Mass protest over tightening of China rule in Hong Kong
Clashes as China's President Xi Jinping warns of 'red line' in speech to mark 20 years since Britain left Asian city
President Xi Jinping of China evoked his country's "humiliation" at the hands of British imperialists yesterday, as he warned against "impermissible" challenges to Beijing's authority over Hong Kong.
President Xi was speaking in the former British colony on the 20th anniversary of its return to China, as thousands of people gathered for a mass demonstration against Beijing's tightening grip in the city.
In a sweeping speech in which the Chinese leader warned opponents in Hong Kong not to cross a "red line", Mr Xi recalled how Britain's victory in the First Opium War of 1839-42 - when Hong Kong Island was ceded to the British Empire - set in motion decades of humiliation for China.
"After the Opium War, China has been repeatedly defeated by countries which were smaller and less populous," Mr Xi said. He spoke after swearing in Carrie Lam, the new leader of Hong Kong, at a venue only yards from where former governor Chris Patten tearfully handed back the territory in 1997.
Mr Xi also said Hong Kong should do more to boost "patriotic education", which has been opposed by local residents who fear losing their identity.
The Chinese President was speaking at the end of a three-day visit to Hong Kong, a city which has freedoms that are not enjoyed on the mainland under a principle known as "one country, two systems".
Campaigners believe such rights are being eroded by China.
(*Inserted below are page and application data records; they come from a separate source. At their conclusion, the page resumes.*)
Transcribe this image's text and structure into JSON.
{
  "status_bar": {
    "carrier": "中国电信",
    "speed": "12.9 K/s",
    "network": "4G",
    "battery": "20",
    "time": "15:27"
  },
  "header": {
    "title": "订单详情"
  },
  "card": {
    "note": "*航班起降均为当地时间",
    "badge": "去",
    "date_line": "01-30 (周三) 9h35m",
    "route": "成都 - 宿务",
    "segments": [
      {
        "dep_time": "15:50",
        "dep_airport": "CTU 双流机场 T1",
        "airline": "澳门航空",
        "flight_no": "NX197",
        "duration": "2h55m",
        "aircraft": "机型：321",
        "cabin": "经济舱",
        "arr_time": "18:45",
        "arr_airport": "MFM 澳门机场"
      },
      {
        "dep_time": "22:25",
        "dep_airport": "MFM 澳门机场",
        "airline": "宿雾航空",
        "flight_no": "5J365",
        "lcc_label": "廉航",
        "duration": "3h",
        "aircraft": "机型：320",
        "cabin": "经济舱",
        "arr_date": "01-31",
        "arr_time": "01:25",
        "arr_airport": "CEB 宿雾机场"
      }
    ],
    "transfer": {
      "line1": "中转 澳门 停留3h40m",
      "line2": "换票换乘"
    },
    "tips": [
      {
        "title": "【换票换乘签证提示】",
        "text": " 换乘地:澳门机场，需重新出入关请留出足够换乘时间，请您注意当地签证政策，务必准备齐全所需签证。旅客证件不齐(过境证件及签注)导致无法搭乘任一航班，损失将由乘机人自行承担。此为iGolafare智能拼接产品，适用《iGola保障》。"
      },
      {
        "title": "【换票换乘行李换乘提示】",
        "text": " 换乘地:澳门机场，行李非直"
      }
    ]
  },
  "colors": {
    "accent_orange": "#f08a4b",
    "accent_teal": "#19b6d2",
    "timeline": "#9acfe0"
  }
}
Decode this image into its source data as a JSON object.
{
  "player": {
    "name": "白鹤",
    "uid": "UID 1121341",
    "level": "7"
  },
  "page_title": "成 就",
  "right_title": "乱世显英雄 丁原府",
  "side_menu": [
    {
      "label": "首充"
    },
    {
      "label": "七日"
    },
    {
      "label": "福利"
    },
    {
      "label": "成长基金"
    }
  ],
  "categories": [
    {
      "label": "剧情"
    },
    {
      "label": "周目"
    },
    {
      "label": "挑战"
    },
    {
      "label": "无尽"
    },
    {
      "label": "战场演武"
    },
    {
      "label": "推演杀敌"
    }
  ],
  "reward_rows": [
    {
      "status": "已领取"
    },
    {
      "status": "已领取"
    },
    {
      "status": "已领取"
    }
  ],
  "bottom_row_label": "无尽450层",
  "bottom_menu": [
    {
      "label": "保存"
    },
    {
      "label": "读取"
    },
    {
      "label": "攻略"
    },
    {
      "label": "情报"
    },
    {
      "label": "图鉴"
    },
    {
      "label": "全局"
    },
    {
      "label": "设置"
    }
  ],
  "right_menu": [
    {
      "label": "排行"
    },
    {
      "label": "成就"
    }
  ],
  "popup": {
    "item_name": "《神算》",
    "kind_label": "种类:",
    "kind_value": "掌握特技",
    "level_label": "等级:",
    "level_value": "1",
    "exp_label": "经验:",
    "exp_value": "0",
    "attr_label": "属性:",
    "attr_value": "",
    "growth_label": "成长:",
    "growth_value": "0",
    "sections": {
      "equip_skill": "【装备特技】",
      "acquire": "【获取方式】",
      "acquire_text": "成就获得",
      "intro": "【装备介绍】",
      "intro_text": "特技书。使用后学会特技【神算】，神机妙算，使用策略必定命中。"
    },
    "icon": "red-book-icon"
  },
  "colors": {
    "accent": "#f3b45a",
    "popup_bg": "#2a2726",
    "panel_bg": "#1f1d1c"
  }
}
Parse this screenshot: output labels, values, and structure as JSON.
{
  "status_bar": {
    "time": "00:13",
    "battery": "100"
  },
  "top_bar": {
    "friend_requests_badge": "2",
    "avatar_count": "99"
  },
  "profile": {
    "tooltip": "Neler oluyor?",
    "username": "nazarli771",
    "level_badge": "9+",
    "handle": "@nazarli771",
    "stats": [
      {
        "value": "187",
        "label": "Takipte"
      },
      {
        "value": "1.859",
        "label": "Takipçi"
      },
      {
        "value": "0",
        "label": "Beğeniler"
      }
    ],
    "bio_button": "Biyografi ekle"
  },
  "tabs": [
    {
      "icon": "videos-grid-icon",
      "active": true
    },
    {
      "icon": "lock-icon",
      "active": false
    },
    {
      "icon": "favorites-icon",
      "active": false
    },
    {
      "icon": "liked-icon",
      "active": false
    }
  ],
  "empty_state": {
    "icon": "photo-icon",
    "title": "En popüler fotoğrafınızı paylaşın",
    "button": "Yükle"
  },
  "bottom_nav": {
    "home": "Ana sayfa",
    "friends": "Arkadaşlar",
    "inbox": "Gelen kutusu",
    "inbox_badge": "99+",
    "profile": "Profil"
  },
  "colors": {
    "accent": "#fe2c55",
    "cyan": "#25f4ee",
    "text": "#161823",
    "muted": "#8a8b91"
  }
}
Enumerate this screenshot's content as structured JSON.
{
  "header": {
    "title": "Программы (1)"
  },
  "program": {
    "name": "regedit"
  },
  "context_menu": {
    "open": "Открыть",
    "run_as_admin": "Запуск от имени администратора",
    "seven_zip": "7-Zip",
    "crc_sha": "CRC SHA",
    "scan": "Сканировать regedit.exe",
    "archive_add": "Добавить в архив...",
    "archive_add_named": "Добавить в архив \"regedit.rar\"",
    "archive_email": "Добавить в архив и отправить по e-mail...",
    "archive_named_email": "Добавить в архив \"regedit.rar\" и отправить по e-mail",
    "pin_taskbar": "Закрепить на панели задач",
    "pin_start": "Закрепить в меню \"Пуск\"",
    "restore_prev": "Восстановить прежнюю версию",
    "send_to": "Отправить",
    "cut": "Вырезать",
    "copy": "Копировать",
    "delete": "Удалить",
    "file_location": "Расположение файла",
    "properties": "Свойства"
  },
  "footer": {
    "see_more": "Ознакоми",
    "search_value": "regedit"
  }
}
The city's colourful grassroots political scene was on show on the streets around Hong Kong's Causeway Bay area before the march set off from the nearby Victoria Park.
Among the most obscure groups seeking support was the Hong Kong-UK Reunification Campaign, which is seeking to "urge the UK to resume British sovereignty over Hong Kong". Elsewhere, a placard showing support for Labour leader Jeremy Corbyn was spotted in the crowd.
Many of the marchers held yellow umbrellas, a symbol of mass protests in 2014 which brought the city to a standstill.
Other marchers carried placards with slogans branding Ms Lam, Hong Kong's new chief executive, a Communist Party stooge, or similar insulting posters featuring the city's outgoing leader CY Leung.
The Chinese president had a stern warning towards those expressing opposition to Beijing's rule. "Any attempt to endanger China's sovereignty and security, challenge the power of the central government... or use Hong Kong to carry out infiltration and sabotage against the mainland is an act that crosses the red line and is absolutely impermissible," Mr Xi said.
The Chinese President's strong words came a day after Beijing said the joint declaration, a treaty signed by Margaret Thatcher in 1984 that supposedly guarantees Hong Kong's unique rights until 2047, had "no practical significance".
The remarks prompted a sharp response last Friday from Britain, which said it was "committed to monitoring its implementation closely".
Democracy activists in Hong Kong also called on Britain to live up to promises it made under the treaty.
Nathan Law, a protest leader who was elected to Hong Kong's parliament last year, told newspapers: "The Chinese government is trying to erase the duty of responsibility that Britain has.
"It is their duty to monitor the implementation of the joint declaration and they should do it in accordance with their promises in that treaty."
Mr Law is one of the leaders of the Demosisto party, which staged a demonstration along with other pro-democracy groups yesterday that resulted in violent scuffles with police and pro-Beijing counter protesters.
Joshua Wong, another Demostiso leader and the face of the 2014 Umbrella Revolution, was briefly detained by police during the flare-up.
Journalists witnessed Mr Wong and other activists attempting to march to a flag-raising ceremony, which was being attended by Mr Xi. They were confronted by a group of protesters who were waving Chinese flags and shouting "Joshua Wong: Traitor", and, "Long live the Communist Party of China".
The pro-democracy group replied by shouting back, "Communist Party Triads", but their protest was halted by the angry pro-China mob and police.
Despite the setback and Mr Xi's warning over a "red line" for activists, Mr Law has vowed that he will continue his campaigning.
"The red line is movable," he said. "It is there to serve Beijing's political needs, but we fight for democracy, and that is a fight that is unstoppable."